|McGruder in S1 Bonus Features|
"This is some ol' bullshit."
I must say, I sort of saw this coming. As of the second series of The Boondocks hitting DVD, McGruder
|McGruder Absent in Bonus Content|
|Uncle Ruckus (no relation)|
|McGruder accepting Peabody|
That's why The Boondocks was so goddamn genius, although you could tell that the show swayed toward Huey's outlook on life, it rarely made a staunch argument that either was correct. It didn't preach to the audience, it merely highlighted sections of black and white culture and explored them... quite hilariously. Each episode dealt with some slice of life and tackled it with satiric ferocity. Sometimes the subject was attacked scathingly, sometimes the subject was tackled lovingly, but always there was a lesson to be had, and much like society, at the end of the day, the characters never learned it and started from scratch the next episode. Well, as I feared, with the debut of season 4, this aspect has almost completely disappeared from the show.
Characters acting against type:
|Robert Freeman, War Pilot|
In episode 2.2, "Tom, Sarah, and Usher" dealt with a famous personality coming in-between Tom and his

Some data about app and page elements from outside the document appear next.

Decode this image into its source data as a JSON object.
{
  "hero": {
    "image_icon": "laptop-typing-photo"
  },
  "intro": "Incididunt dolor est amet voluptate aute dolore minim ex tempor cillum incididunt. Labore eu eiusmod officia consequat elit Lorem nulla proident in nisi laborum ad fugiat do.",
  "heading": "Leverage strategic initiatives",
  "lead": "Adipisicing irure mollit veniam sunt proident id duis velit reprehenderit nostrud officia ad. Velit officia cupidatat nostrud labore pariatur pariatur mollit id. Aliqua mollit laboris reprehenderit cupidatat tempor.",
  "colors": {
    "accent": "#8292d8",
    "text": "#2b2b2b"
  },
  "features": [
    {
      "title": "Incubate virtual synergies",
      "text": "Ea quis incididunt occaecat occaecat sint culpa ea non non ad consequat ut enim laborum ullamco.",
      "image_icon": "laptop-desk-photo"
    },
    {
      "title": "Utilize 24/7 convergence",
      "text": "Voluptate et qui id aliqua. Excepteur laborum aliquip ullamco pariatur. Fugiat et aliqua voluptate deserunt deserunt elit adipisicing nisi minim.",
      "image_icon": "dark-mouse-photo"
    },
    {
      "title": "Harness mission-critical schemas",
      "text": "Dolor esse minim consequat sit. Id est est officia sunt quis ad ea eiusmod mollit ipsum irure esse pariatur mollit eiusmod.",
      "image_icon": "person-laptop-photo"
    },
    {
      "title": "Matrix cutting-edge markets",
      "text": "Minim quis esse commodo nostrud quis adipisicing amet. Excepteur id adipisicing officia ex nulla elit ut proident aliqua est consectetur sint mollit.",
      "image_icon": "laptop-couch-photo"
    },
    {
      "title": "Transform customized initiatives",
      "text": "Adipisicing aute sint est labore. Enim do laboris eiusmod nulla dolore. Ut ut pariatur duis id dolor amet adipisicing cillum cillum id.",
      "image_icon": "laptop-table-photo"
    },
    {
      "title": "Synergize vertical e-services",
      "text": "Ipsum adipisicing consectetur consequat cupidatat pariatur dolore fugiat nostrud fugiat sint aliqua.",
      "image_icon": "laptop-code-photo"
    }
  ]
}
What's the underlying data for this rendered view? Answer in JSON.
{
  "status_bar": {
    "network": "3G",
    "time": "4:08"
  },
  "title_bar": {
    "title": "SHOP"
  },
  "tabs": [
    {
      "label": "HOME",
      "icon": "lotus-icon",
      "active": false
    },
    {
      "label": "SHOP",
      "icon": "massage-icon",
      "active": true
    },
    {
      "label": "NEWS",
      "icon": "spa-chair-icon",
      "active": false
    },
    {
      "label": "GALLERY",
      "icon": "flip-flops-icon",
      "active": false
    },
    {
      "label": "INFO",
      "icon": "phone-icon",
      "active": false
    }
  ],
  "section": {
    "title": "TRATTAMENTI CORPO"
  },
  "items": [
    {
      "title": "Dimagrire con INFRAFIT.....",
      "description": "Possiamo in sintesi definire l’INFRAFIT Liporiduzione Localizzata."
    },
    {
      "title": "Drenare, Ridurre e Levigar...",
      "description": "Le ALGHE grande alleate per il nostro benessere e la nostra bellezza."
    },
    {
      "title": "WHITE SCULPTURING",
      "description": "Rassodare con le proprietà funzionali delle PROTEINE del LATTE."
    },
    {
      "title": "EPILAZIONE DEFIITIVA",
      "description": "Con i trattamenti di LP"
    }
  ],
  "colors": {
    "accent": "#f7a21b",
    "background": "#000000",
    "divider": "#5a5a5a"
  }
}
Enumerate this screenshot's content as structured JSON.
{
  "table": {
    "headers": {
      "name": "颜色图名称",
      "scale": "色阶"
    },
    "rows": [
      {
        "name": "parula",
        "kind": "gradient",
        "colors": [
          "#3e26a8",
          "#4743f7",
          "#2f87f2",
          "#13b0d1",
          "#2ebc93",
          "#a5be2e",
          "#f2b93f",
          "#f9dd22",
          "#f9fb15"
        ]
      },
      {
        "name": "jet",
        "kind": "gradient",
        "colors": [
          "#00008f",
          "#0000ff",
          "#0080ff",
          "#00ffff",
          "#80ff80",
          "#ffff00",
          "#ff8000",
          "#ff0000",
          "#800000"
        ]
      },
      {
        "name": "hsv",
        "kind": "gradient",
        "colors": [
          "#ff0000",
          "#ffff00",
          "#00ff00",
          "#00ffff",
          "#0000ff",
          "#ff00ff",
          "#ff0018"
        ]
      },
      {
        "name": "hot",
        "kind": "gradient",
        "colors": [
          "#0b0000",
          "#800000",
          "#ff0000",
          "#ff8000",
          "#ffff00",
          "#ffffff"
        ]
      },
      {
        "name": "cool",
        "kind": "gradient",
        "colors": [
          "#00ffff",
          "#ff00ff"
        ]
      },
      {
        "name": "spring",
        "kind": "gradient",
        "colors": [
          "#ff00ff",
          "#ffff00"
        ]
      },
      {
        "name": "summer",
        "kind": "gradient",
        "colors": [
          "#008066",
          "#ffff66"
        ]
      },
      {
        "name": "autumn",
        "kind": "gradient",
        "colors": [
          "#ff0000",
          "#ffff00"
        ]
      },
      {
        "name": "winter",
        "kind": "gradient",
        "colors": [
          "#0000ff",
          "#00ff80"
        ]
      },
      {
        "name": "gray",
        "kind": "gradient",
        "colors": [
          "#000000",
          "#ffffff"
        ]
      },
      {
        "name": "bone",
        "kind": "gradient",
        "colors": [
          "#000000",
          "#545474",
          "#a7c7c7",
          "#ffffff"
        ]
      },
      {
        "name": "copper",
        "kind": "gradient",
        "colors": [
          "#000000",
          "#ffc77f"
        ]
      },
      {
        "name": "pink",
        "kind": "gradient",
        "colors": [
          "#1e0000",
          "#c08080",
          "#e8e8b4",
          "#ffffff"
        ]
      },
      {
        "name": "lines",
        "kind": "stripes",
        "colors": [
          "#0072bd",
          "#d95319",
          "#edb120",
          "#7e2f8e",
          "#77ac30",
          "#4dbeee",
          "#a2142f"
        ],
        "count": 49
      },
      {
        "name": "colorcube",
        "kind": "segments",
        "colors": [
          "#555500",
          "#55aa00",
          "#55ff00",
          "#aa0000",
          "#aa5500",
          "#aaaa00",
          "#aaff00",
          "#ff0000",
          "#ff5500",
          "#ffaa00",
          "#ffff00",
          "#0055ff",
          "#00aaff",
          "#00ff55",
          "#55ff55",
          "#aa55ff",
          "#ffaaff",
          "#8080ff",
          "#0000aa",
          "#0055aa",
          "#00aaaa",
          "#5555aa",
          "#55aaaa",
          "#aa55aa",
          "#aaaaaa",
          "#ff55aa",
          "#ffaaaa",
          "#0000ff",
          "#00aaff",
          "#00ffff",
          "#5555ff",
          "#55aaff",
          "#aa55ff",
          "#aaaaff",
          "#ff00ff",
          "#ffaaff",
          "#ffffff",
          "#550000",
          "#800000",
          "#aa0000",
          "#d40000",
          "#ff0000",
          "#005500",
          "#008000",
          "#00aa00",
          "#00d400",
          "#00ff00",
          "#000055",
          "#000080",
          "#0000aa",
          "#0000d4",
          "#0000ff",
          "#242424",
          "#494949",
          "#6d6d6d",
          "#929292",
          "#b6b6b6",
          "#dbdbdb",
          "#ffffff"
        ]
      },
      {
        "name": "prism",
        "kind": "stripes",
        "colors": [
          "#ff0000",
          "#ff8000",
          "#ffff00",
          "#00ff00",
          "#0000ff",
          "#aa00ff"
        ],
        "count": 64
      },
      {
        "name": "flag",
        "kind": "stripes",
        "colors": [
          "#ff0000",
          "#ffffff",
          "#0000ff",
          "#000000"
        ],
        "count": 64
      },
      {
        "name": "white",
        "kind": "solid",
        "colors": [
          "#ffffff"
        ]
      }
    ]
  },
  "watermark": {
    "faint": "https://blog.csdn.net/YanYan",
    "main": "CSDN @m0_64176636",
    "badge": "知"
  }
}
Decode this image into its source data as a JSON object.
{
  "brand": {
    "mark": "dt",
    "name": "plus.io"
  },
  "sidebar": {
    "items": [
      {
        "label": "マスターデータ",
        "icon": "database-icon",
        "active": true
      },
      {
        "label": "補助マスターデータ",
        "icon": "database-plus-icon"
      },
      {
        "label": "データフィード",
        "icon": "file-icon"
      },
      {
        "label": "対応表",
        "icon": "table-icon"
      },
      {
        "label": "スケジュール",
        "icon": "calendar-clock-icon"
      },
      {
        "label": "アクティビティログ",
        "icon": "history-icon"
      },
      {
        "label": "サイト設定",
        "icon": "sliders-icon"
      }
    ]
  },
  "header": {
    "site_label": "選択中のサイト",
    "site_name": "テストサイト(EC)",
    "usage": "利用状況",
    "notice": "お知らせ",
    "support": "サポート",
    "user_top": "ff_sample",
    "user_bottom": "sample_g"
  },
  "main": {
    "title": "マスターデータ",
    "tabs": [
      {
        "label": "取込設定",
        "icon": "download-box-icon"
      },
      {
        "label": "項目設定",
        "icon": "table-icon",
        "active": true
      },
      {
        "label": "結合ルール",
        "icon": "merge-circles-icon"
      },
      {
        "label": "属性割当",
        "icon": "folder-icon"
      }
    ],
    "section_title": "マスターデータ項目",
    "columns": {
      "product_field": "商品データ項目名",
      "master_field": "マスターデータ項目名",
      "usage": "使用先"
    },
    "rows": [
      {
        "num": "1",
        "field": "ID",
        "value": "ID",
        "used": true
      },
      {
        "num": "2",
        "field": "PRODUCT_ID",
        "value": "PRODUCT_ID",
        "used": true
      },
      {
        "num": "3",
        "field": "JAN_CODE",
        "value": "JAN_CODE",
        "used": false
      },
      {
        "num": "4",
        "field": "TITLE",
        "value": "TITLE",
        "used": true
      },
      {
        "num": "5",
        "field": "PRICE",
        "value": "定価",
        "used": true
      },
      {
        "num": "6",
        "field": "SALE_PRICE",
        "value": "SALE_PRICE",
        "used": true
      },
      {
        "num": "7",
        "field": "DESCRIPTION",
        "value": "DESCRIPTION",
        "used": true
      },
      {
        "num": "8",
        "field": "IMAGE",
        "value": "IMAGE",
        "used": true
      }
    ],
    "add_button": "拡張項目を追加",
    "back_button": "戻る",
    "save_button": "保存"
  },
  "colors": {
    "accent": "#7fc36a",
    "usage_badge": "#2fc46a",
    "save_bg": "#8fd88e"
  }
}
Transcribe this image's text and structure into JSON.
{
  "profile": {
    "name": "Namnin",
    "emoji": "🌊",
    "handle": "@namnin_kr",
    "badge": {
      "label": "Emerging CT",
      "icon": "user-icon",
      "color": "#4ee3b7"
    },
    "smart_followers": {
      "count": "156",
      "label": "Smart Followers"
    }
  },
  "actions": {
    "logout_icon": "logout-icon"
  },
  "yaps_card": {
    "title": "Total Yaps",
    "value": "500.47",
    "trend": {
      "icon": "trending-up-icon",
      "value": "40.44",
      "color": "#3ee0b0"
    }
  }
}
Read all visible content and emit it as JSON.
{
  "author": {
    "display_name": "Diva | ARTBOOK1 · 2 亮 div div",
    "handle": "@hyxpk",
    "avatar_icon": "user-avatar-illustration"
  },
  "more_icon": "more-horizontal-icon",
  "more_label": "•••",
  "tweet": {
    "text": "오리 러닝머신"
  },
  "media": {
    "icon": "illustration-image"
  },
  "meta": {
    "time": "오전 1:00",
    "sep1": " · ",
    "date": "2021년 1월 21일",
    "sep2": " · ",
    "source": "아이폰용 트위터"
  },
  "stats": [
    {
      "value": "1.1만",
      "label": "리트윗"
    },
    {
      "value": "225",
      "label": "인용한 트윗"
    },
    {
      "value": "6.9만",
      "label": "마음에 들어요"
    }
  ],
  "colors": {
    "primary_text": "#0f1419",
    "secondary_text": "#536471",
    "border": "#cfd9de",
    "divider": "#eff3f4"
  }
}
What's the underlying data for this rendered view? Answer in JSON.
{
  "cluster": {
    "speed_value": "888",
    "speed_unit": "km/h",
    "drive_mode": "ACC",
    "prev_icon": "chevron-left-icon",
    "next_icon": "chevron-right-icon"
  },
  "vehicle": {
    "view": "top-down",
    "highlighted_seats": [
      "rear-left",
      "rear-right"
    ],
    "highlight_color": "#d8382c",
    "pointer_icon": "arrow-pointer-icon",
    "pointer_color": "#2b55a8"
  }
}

|Chris or Usher, same storyline.|
Inconsistency to past seasons:
As previously mentioned, although there were lessons to be learned from each episode, the characters in the show never acknowledged or absorbed them. This seems to be the opposite with this season. Grandpa would go nuts and spend tons of money on women, discover they were only out for his money, and then do it again several episodes later. Riley would hang out with Remmy, discover it was a horrible choice, and go back to his house the next episode. My point is, by inserting a narrative that takes place across many episodes (or the entire season as the case may seem) is entirely disjointed from the past 3, celebrated seasons. Change is not ALWAYS bad, but when entering what even the showrunners insist is the 4th and final season, why insert a different design of storytelling?
|Who wrote episodes 2 &3?|
There is nothing controversial about this season. The show didn't require controversy to be good, don't get me wrong, but it did thrive and have the most to say when it was exploring controversial subject matter. Now the show is little more than the family living through the latest of Grandpa's "Get Rich Quick" schemes as they fight to keep their house. As Huey often said about things he didn't understand and or agree with: "It's a damn shame." And it truly is. Some shows can survive the loss of A creative voice, but no show based entirely around one writer can suffer the loss of THE creative voice.
The Boondocks is dead. Long live The Boondocks.